Western Pennsylvania School for the Blind blazes a new trail of its own
Walkway offers training and fun with variety of surfaces, simulated crosswalk, nature noises, fountain and swings
October 19, 2012 8:00 AM
Dom Cole, 14, is assisted by physical therapists Sharon Hoffner, left, and Laura Dobrich as he wins his race.
Tamihya Goggin-Sapps, 8, walks in a parade on the new urban mobility trail Wednesday at the Western Pennsylvania School for Blind Children. In addition to the parade, races were held for the children on a portion of the trail. Before the trail was built, students had to be taken on actual streets to learn how to cross a road and listen for a traffic signal.
By Mary Niederberger Pittsburgh Post-Gazette
Four-year-old Brodie Zeigler brought his best form to the foot race he entered Wednesday morning and used it to nudge out two competitors to capture the gold medal.
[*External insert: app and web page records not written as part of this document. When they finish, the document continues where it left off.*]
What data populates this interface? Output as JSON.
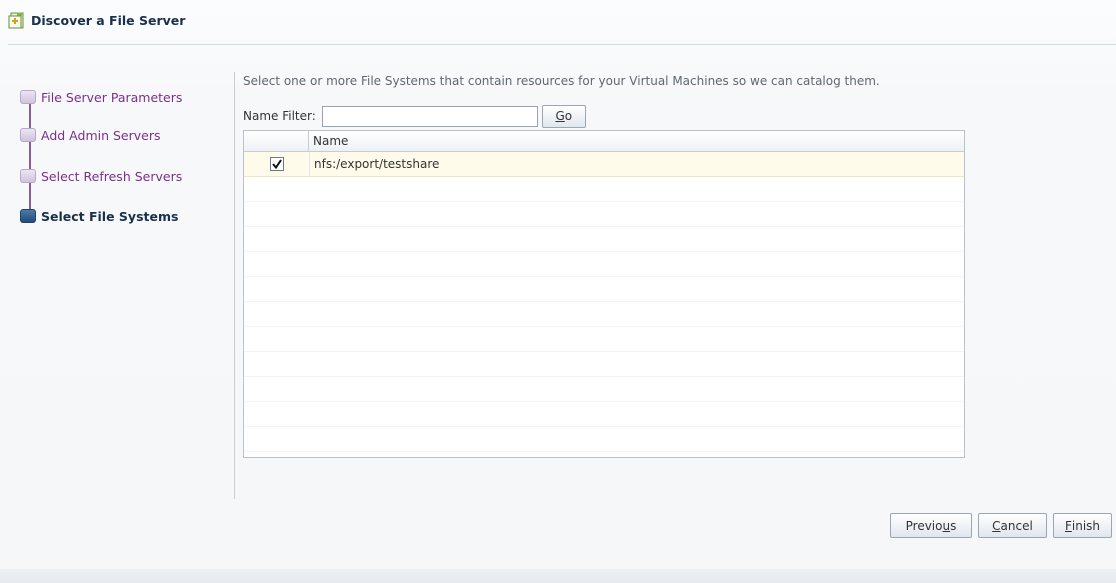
{
  "dialog": {
    "title": "Discover a File Server",
    "title_icon": "file-server-wizard-icon"
  },
  "train": {
    "steps": [
      {
        "label": "File Server Parameters",
        "state": "visited"
      },
      {
        "label": "Add Admin Servers",
        "state": "visited"
      },
      {
        "label": "Select Refresh Servers",
        "state": "visited"
      },
      {
        "label": "Select File Systems",
        "state": "current"
      }
    ]
  },
  "main": {
    "instruction": "Select one or more File Systems that contain resources for your Virtual Machines so we can catalog them.",
    "filter": {
      "label": "Name Filter:",
      "value": "",
      "placeholder": ""
    },
    "go_button": {
      "mnemonic": "G",
      "rest": "o"
    },
    "table": {
      "columns": [
        "",
        "Name"
      ],
      "rows": [
        {
          "checked": true,
          "name": "nfs:/export/testshare"
        }
      ]
    }
  },
  "footer": {
    "previous": {
      "pre": "Previo",
      "mnemonic": "u",
      "post": "s"
    },
    "cancel": {
      "pre": "",
      "mnemonic": "C",
      "post": "ancel"
    },
    "finish": {
      "pre": "",
      "mnemonic": "F",
      "post": "inish"
    }
  },
  "colors": {
    "title": "#18304d",
    "visited_step": "#7c2f8a",
    "current_step": "#214c7b",
    "selected_row": "#fffbea"
  }
}
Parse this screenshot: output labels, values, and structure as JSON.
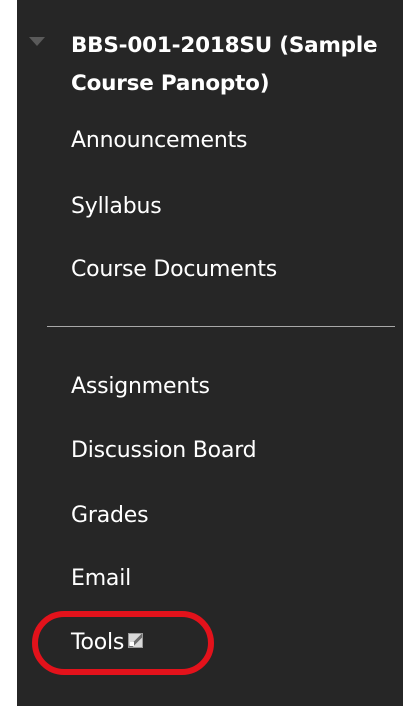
{
  "course": {
    "title": "BBS-001-2018SU (Sample Course Panopto)",
    "collapse_icon": "triangle-down-icon"
  },
  "menu": {
    "group1": [
      {
        "label": "Announcements"
      },
      {
        "label": "Syllabus"
      },
      {
        "label": "Course Documents"
      }
    ],
    "group2": [
      {
        "label": "Assignments"
      },
      {
        "label": "Discussion Board"
      },
      {
        "label": "Grades"
      },
      {
        "label": "Email"
      },
      {
        "label": "Tools",
        "icon": "edit-icon"
      }
    ]
  },
  "colors": {
    "panel_bg": "#262626",
    "text": "#ffffff",
    "divider": "#a8a8a8",
    "highlight": "#e3121b"
  }
}
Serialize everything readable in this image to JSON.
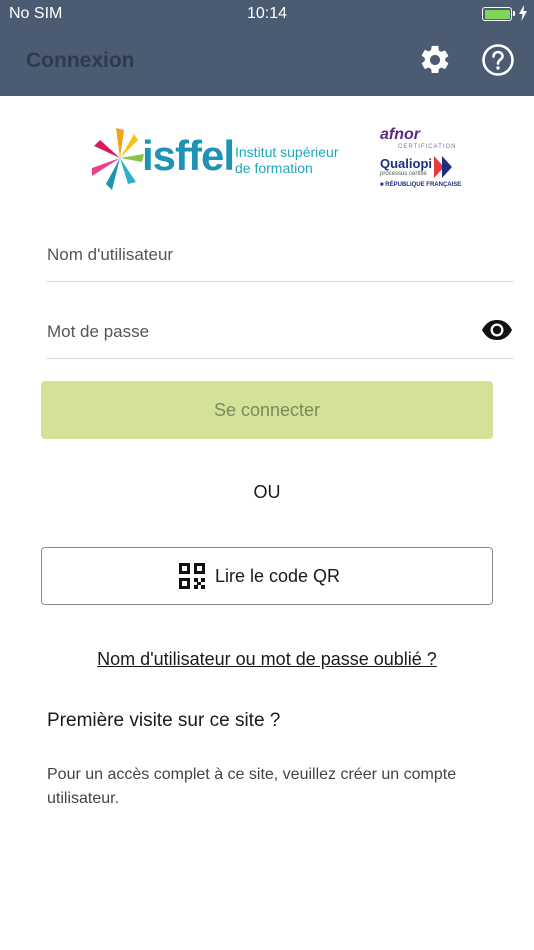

Today, he will have that medal presented to him officially in front of Pittsburgh Mayor Luke Ravenstahl and other dignitaries who are expected to gather at the Western Pennsylvania School for Blind Children in Oakland, where Brodie is a student. The gathering is to dedicate the new urban trail constructed on the front lawn of the school and is part of the school's 125th anniversary.
The trail is designed for both recreational and training purposes, and it was broken in by about 50 of the school's 270 students earlier this week when they participated in several heats of racing until the nine finalists made their final "gold medal" runs Wednesday.
New urban trail at School for Blind Children
Western Pennsylvania School for Blind Children has built a new urban mobility trail for its students. The new trail will be used for recreational activities and training exercises. (Video by Nate Guidry; 10/17/2012)
Brodie, who uses a cane, took first place in his division, and silver and bronze medals were awarded for the second- and third-place finishers. It was the same for the other two divisions -- students who use walkers and students who use wheelchairs.
Each of the gold medalists got their handprints set in cement plaques that will be hung along one of the walls of the trail.
Students at the school range in age from 3-21. All are legally blind, although some have limited vision, and many have multiple disabilities and are medically fragile.
The trail provides a safe place to conduct mobility training for the students because it includes a variety of surfaces, including cobblestones, cement and a simulated crosswalk with an audible stop light. Each curb cut and ramp is covered with a non-slip surface that has raised bumps similar to what is used on sidewalk curb cuts and wheelchair ramps on public streets so that students can feel the difference in the terrain and note that it indicates they are approaching a street.
Before the trail was constructed, mobility trainers took students to actual streets for training.
"It's a much more controlled environment to use before taking them out in the real environment," said Todd Reeves, executive director and superintendent.
The trail cost about $700,000 to construct and was completed during the summer. Of the total, $500,000 came from foundations and other donations, and $200,000 came from the school's discretionary fund.
For educational purposes, the trail holds sculptures with three dimensional parts that move and feature different textures and shapes.
A gazebo large enough to serve as an outdoor classroom and sound posts are along the trail, which provide different nature noises when a card is inserted. A water fountain is situated low enough for students in wheelchairs to place their hands in the waterfall and feel the sculptures the water flows around.
For fun, the trail includes a large handicapped-accessible swing set, with swings that accommodate students with varying disabilities, including a glider that can hold a wheelchair.
The scene was all fun Wednesday when a group of students and staff sat on the lawn beside the trail and watched the school's runners compete.
They paraded into the official Olympic anthem and then lined up for their races. Staff members held cardboard signs of encouragement and cheered.
In the end, all nine racers won either a gold, silver or bronze medal.
"I won the race," Brodie said afterward, fingering his medal and waiting to imprint his hand in cement.
Abigail Zwick, 5, who came in just behind Brodie, capturing the silver, said the race was so much fun that "I want to race again."